I am required to forecast delinquency counts at the business day level. Each day, I need to produce a forecast of delinquency counts 1-29, 30-59, etc Days Past Due (DPD). The structure of the deliquency varies significantly for each bucket. 1-29 DPD is an exponential decline over the month. 30-59 DPD is only mildly exponential, 150DPD is fairly flat.
Each day the forecast of the daily counts needs to be produced for the rest of the month. I would like to include a lag of the dependent variable, possibly AR and MA terms, so the forecast must be dynamic, and eligible for automation.
In looking at the SAS literature, and previous SUGI papers, I first tried Proc Forecast, but it required daily continuous data, at least as I understood it. I have tried Proc Loess and Proc Model to forecast the series individually, and I am aware of Proc UCM to forecast the vector of counts by buckets. I also found the code to construct business day as a custom interval.
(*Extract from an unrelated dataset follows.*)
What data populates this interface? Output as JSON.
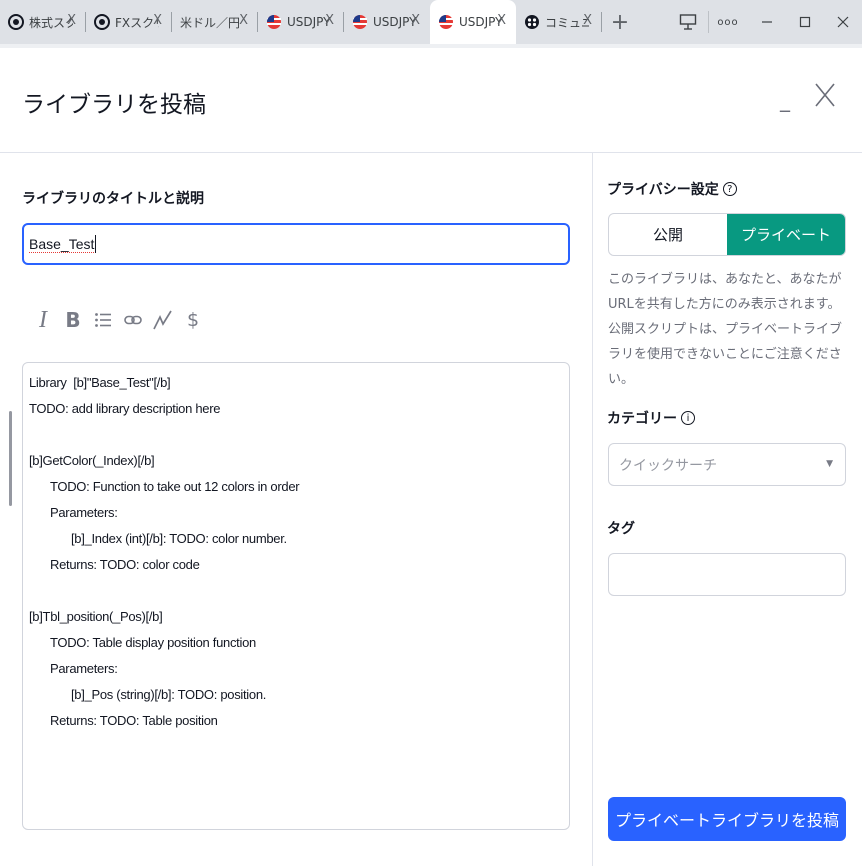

I only have 13 months of data, so I need something straightforward. Can any ETS forecasting procedure use the custom interval of business day? (eg 1 to 20,21) I would think that would be important in construction any lag, AR, or MA terms. Should I be using something more straightforward in base SAS?
Thank you for the time you take in considering my question.
My lecture notes from the SAS forecasting class include the following example:
"Hourly call center data - business hours are 7:00am to 8:00pm for a 13-hour day. The seasonal period of the data is 13." They go on to say, "The Call Center time series is not equally spaced in the conventional sense, but you can treat it as equally spaced by ignoring all time points for which the Call Center is closed."
I think this is similar to your case where non-business days are not of interest. You might have a seasonal component in day of the week (lag 7), but holidays (or other business closures) would throw a twist into that.
Proc ARIMA (I'm not sure about the others) doesn't even look at your date variable. It just assumes that your data is equally spaced. The forecast output would have the wrong dates in it, but you can change the dates in the output dataset and the resulting forecasts would still be appropriate.